- Reduce legal and emotional costs, not to mention time.
What can you expect?
FDR practitioners will assess the appropriateness of mediation in your case. They will consider issues surrounding family conflict, equality of bargaining power, safety of children, physical and mental wellbeing of parties and other relevant matters.
One of our FDR practitioners will sit down separately with you and:
- Listen to your side of the story and help clarify your concerns
- Assess whether FDR is the right process for your specific situation
- Give you information on the process and help you prepare for FDR
- Suggest appropriate referrals for legal advice, counselling, income support or other assistance if required.
The Practitioner will invite the other person to participate and go through the same process. At the conclusion of these sessions , the mediator will determine whether it is useful, safe and appropriate for mediation to go ahead, or if another service would be more suitable. Mediation can cater to individual family circumstances and may be in held in the same room or separate rooms.
When separated couples or families are in dispute about children, the Commonwealth Family Law Act 1975 generally requires both parties to attend Family Dispute Resolution (FDR) to make a ‘genuine effort’ to resolve their issues before they can a make a court application. If a matter is assessed as inappropriate for mediation, a s60i certificate can be issued.
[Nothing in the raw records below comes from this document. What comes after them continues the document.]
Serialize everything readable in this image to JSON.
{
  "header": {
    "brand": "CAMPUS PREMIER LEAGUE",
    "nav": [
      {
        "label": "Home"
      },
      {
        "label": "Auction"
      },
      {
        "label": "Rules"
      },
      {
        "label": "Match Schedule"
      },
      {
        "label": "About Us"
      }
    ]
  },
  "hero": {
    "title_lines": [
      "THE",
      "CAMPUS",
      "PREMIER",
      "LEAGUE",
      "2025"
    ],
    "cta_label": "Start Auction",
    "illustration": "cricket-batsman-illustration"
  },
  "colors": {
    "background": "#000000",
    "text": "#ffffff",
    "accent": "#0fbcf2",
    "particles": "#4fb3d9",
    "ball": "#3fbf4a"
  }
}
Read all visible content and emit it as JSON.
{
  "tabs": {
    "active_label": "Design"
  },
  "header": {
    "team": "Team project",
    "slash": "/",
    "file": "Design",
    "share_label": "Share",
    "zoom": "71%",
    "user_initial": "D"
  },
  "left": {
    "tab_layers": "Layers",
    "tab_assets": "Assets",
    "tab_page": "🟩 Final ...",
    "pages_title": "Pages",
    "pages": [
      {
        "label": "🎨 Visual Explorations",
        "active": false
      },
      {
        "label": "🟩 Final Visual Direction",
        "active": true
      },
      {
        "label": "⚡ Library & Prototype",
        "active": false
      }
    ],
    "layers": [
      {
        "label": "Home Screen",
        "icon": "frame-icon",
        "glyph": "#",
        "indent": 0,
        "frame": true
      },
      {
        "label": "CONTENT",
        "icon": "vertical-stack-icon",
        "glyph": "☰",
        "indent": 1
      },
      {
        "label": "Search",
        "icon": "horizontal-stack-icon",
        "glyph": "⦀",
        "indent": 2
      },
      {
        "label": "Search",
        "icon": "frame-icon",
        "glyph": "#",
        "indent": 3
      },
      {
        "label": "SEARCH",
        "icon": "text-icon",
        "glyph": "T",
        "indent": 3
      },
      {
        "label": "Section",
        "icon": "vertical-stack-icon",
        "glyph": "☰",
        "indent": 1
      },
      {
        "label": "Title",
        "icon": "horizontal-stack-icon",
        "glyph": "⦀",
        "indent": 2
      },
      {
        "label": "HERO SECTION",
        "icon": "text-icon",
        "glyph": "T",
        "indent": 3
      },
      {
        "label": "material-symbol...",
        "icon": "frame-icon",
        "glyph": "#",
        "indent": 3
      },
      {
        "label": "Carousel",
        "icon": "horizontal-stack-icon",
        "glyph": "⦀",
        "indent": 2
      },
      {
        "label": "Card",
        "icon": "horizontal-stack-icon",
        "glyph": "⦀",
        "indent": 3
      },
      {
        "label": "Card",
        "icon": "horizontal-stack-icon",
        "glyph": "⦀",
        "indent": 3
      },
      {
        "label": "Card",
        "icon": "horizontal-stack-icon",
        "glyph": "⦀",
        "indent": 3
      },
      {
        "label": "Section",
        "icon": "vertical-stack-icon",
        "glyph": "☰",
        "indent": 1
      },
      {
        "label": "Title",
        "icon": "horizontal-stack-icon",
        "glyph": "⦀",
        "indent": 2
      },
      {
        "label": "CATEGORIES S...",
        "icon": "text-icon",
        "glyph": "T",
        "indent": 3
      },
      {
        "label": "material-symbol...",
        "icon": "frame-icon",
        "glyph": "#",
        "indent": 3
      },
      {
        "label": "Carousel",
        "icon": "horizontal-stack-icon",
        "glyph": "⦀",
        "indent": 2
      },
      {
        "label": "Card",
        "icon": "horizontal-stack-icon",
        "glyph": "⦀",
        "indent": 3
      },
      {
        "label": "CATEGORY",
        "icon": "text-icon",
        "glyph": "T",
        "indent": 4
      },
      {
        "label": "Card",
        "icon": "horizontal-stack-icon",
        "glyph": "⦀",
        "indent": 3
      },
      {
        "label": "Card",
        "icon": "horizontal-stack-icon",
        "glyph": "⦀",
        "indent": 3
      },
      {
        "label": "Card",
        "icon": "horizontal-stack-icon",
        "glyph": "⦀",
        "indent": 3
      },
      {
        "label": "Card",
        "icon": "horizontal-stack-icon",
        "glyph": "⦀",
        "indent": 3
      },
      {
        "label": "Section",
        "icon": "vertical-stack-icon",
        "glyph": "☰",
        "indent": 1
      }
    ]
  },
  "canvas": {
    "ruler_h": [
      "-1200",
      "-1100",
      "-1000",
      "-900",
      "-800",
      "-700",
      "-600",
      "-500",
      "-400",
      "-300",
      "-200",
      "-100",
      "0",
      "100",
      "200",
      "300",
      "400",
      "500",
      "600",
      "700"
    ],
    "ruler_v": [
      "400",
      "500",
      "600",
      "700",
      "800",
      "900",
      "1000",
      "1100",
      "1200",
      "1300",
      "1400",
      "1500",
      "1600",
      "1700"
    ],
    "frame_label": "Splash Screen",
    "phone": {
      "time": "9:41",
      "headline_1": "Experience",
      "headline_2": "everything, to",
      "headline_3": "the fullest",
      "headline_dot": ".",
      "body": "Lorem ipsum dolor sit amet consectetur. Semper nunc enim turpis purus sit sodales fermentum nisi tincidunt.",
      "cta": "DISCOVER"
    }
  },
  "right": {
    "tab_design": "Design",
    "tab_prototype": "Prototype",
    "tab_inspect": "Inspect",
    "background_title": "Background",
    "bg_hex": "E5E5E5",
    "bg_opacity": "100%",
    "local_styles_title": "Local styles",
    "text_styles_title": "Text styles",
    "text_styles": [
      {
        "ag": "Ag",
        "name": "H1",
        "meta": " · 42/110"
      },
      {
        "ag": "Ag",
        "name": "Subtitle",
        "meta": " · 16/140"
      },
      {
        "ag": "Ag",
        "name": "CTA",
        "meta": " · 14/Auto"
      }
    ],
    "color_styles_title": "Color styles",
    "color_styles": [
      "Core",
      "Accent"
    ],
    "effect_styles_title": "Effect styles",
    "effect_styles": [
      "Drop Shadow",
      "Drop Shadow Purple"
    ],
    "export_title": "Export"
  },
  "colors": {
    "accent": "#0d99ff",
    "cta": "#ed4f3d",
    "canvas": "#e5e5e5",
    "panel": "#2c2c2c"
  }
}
This certificate demonstrates that Family Dispute Resolution has been attempted and can be used to access the court for a judge to make a decision concerning a child or children.